▸ TASK GOAL
Below are some records; copy them word for word and drop the pictures.

▸ MATERIAL FOR THIS EXERCISE
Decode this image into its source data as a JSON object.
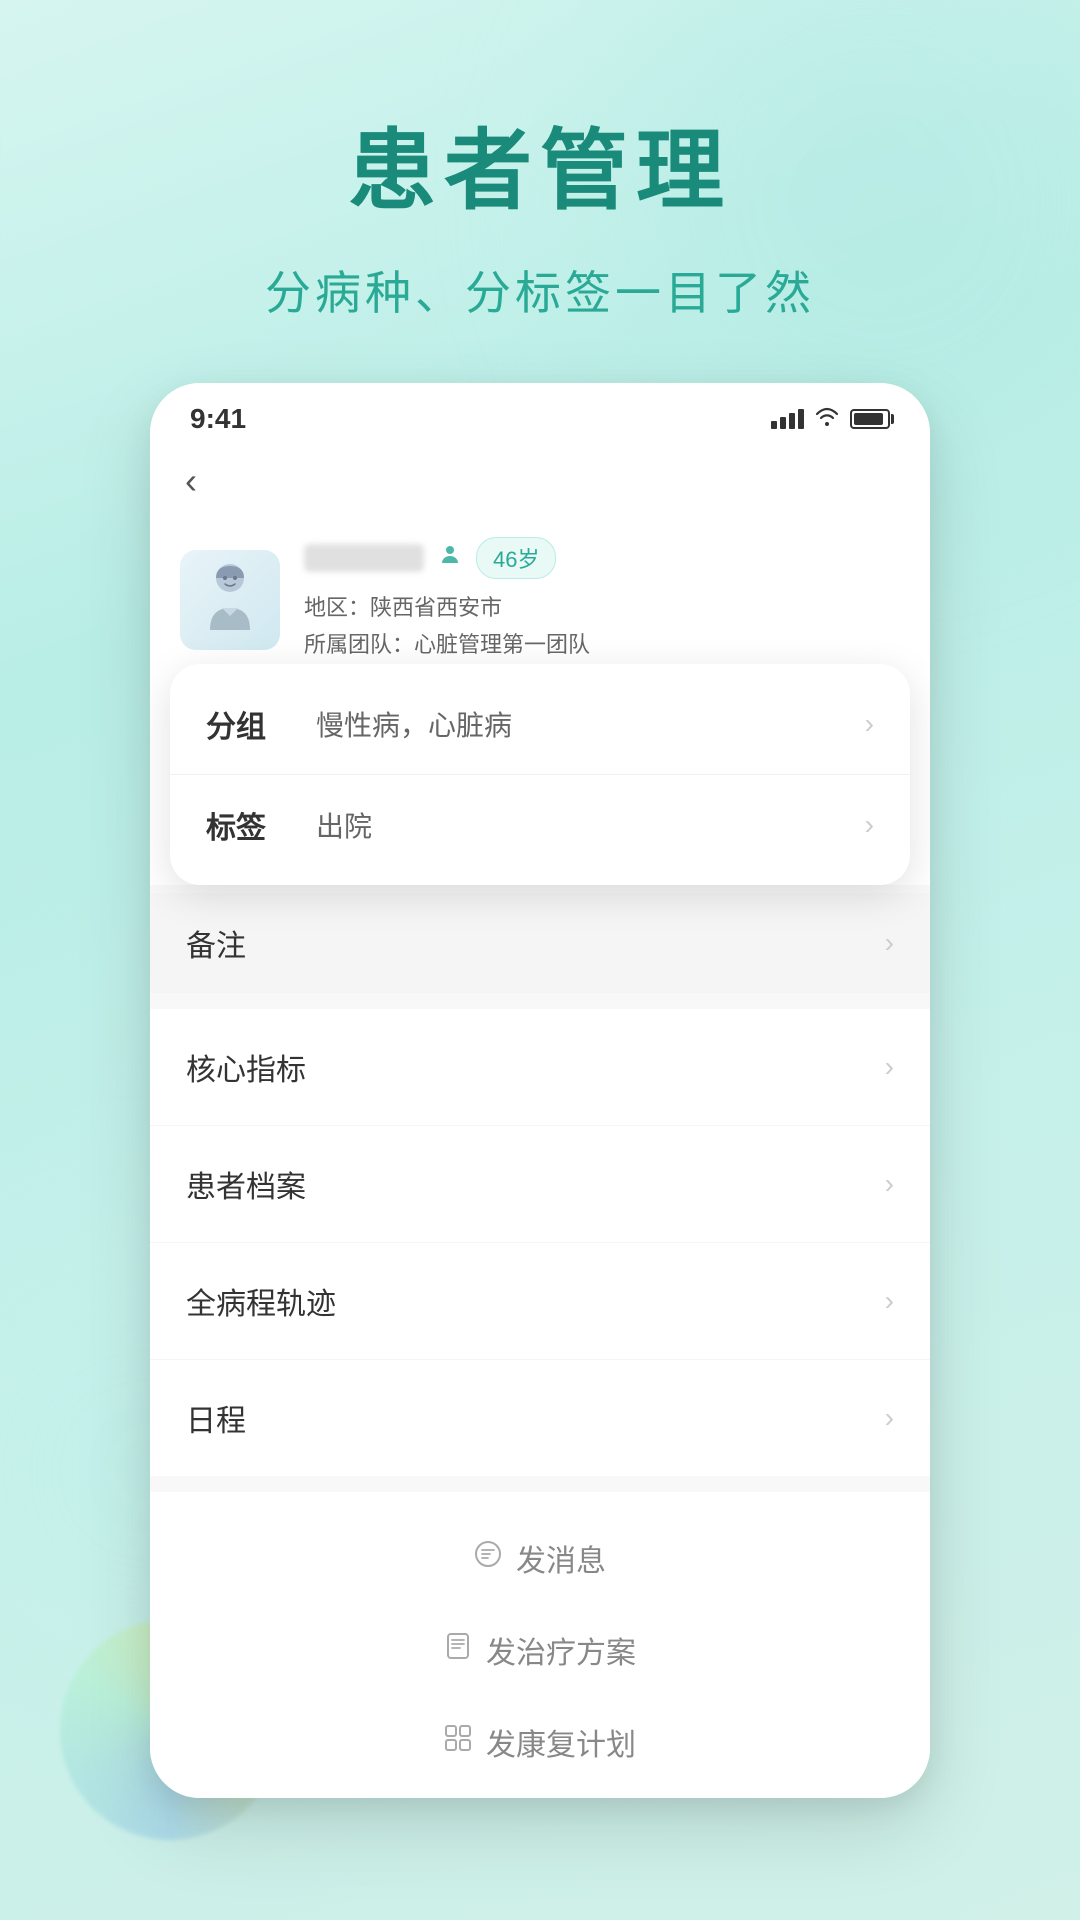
{
  "background": {
    "gradient_start": "#d6f5f0",
    "gradient_end": "#d0f0e8"
  },
  "header": {
    "main_title": "患者管理",
    "sub_title": "分病种、分标签一目了然"
  },
  "status_bar": {
    "time": "9:41",
    "alt": "status icons"
  },
  "nav": {
    "back_label": "‹"
  },
  "patient": {
    "name_placeholder": "患者姓名",
    "age_badge": "46岁",
    "region_label": "地区：",
    "region_value": "陕西省西安市",
    "team_label": "所属团队：",
    "team_value": "心脏管理第一团队"
  },
  "overlay_card": {
    "group": {
      "label": "分组",
      "value": "慢性病，心脏病"
    },
    "tag": {
      "label": "标签",
      "value": "出院"
    }
  },
  "menu_items": [
    {
      "label": "备注",
      "id": "notes"
    },
    {
      "label": "核心指标",
      "id": "core-indicators"
    },
    {
      "label": "患者档案",
      "id": "patient-file"
    },
    {
      "label": "全病程轨迹",
      "id": "full-track"
    },
    {
      "label": "日程",
      "id": "schedule"
    }
  ],
  "bottom_actions": [
    {
      "label": "发消息",
      "icon": "💬",
      "id": "send-message"
    },
    {
      "label": "发治疗方案",
      "icon": "📋",
      "id": "send-plan"
    },
    {
      "label": "发康复计划",
      "icon": "🔲",
      "id": "send-rehab"
    }
  ],
  "chevron": "›"
}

▸ RESPONSE BELOW
Decode this image into its source data as a JSON object.
{
  "background": {
    "gradient_start": "#d6f5f0",
    "gradient_end": "#d0f0e8"
  },
  "header": {
    "main_title": "患者管理",
    "sub_title": "分病种、分标签一目了然"
  },
  "status_bar": {
    "time": "9:41",
    "alt": "status icons"
  },
  "nav": {
    "back_label": "‹"
  },
  "patient": {
    "name_placeholder": "患者姓名",
    "age_badge": "46岁",
    "region_label": "地区：",
    "region_value": "陕西省西安市",
    "team_label": "所属团队：",
    "team_value": "心脏管理第一团队"
  },
  "overlay_card": {
    "group": {
      "label": "分组",
      "value": "慢性病，心脏病"
    },
    "tag": {
      "label": "标签",
      "value": "出院"
    }
  },
  "menu_items": [
    {
      "label": "备注",
      "id": "notes"
    },
    {
      "label": "核心指标",
      "id": "core-indicators"
    },
    {
      "label": "患者档案",
      "id": "patient-file"
    },
    {
      "label": "全病程轨迹",
      "id": "full-track"
    },
    {
      "label": "日程",
      "id": "schedule"
    }
  ],
  "bottom_actions": [
    {
      "label": "发消息",
      "icon": "💬",
      "id": "send-message"
    },
    {
      "label": "发治疗方案",
      "icon": "📋",
      "id": "send-plan"
    },
    {
      "label": "发康复计划",
      "icon": "🔲",
      "id": "send-rehab"
    }
  ],
  "chevron": "›"
}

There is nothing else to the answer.